Most job descriptions these days state as one of the required personal attributes “a sense of humour.” And indeed! You need it to survive the challenges of any job, and you certainly need it when deciding to spend most of your waking hours (and your few sleeping hours!) under the same roof with 60 teenagers. I am not sure what possessed me to dress up as a beer bottle when I hosted my first House Dinner for my students and their parents in my first role as Housemistress. As I stood by the door into the dining hall to greet the parents (many of whom I had not met before), I suddenly realised the absurdity of introducing myself as the key member of staff responsible for their daughter’s pastoral welfare while looking like a bottle of Stella Artois, but it proved to be the start of a fabulous relationship with them, as they seemed to feel quite happy to leave their daughters in the care of someone who had the ability to laugh at herself. If you share the fun times with your pupils and their parents, they are more likely to open up to you in their sad moments.
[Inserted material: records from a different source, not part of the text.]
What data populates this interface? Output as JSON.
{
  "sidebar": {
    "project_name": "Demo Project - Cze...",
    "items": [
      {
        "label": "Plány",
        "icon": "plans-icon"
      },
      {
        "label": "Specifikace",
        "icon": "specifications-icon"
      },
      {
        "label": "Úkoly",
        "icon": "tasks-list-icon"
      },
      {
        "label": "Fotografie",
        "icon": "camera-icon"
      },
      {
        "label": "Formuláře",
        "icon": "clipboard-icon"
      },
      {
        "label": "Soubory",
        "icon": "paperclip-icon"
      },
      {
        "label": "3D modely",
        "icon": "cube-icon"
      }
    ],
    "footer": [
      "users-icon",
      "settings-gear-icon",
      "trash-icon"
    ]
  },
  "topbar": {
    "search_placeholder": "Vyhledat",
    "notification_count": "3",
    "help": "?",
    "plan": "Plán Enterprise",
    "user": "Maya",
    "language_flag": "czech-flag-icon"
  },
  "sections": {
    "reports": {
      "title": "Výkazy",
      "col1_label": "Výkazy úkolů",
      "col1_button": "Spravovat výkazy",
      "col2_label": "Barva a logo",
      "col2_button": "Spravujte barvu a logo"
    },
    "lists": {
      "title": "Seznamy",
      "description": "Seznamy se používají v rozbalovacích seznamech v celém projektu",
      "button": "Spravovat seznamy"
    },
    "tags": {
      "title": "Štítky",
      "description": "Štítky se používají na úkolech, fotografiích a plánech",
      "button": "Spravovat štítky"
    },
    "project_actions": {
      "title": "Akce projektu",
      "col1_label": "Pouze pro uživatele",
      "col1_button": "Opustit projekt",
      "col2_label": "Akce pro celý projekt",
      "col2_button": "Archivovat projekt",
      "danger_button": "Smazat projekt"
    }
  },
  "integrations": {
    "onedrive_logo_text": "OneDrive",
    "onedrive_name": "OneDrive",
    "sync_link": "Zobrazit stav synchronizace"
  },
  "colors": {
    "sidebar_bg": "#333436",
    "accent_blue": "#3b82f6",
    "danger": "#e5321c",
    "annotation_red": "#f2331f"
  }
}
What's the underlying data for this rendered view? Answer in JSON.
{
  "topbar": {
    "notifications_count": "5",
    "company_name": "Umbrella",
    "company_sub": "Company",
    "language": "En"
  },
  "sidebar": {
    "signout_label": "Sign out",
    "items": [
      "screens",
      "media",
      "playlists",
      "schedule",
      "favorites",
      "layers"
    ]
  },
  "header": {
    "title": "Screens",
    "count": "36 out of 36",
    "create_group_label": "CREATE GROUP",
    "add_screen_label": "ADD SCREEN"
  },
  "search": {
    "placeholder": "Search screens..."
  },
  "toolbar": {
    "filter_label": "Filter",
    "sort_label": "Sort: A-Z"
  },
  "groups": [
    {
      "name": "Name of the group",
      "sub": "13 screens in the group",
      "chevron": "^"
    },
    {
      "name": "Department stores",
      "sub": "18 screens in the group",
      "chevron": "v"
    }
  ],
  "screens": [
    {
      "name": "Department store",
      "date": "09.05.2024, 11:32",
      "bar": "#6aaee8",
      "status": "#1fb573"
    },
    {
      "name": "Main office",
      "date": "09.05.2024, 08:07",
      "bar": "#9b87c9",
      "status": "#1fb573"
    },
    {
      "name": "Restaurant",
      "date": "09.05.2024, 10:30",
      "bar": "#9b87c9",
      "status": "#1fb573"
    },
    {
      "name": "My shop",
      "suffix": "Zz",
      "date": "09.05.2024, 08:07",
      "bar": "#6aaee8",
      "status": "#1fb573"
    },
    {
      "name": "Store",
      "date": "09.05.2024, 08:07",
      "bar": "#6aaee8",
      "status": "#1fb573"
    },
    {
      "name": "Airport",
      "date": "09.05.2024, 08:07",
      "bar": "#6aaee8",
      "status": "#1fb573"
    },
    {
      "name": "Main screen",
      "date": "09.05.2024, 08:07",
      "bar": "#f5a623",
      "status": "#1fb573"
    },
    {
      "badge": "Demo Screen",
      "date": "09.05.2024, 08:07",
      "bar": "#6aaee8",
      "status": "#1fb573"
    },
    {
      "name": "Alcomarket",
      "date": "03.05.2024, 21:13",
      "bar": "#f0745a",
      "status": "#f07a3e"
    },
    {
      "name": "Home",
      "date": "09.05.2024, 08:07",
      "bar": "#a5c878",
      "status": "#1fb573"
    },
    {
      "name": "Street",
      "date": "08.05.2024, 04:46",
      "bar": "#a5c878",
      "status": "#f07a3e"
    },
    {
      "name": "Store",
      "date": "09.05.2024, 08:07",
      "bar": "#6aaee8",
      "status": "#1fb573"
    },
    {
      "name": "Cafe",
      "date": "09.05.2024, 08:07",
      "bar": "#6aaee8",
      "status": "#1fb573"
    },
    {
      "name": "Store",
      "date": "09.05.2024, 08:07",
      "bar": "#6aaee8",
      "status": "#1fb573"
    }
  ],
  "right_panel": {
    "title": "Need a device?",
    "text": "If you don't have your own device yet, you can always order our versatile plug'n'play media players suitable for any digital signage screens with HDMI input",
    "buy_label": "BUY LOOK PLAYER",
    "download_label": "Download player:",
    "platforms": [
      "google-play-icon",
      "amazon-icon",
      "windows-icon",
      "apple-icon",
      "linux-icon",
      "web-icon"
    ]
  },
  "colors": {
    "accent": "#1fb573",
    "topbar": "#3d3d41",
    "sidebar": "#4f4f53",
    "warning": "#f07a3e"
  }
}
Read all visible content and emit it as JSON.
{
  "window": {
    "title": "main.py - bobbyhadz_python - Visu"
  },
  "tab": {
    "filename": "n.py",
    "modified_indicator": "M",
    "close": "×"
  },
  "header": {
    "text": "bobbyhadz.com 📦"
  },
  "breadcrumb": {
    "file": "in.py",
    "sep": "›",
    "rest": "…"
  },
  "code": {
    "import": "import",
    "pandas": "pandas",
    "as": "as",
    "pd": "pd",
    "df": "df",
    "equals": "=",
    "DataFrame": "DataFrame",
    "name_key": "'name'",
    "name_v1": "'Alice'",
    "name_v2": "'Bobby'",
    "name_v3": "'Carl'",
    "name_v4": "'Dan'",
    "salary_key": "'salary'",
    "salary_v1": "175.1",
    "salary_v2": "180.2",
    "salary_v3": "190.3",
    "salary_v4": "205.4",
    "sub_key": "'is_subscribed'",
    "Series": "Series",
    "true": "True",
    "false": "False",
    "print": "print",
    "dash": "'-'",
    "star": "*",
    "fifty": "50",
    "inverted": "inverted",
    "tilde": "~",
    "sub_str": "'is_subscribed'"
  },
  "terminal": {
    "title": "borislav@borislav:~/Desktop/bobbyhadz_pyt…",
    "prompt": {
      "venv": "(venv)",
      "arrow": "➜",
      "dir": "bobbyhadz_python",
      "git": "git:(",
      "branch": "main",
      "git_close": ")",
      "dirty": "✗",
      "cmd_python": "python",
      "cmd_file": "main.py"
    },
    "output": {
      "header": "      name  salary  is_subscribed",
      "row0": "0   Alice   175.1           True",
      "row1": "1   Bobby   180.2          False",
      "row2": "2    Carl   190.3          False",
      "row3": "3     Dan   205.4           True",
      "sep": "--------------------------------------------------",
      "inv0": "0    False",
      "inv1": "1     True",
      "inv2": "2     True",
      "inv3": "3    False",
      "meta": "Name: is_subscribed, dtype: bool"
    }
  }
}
What you also learn as a boarding practitioner is flexibility in the application of rules. (I have dedicated a newsletter article to this topic in 2015, which can be read here). Teenagers need consistency, and it is helpful to have clear guidelines, rules and sanctions. Nonetheless, sometimes these need to be adapted to suit a particular student or a particular set of circumstances. There are school leaders and staff in pastoral or disciplinary roles who see any inconsistency as a threat to their own or the school’s authority. As a boarding practitioner, you know that this fear is unfounded. Children cannot always be neatly categorised or treated the same. Aspiring to be as consistent as possible, yet preserving the flexibility to adapt rules and sanctions to suit individual children and circumstances is a sign of strong and confident leadership, not a sign of weakness. Justice is not a black-and-white affair. Acquiring that wisdom early in your career, through the hands-on experience as a boarding practitioner who deals with families in a way that has a real impact on their lives, as opposed to conducting a mere contractual business relationship, will stand any future school leader in immensely good stead.
Even if school leadership inevitably means that you are a little more removed from the hands-on pastoral care, the skills that you have acquired as a boarding housemaster or housemistress will continue to define you as a person and educator and will benefit the communities you lead. At the end of the day, it is the nurturing relationships that really matter in education, as well as the need to do justice to each individual child.
"It is our choices, Harry, that show who we truly are, not our abilities." (Albus Dumbledore)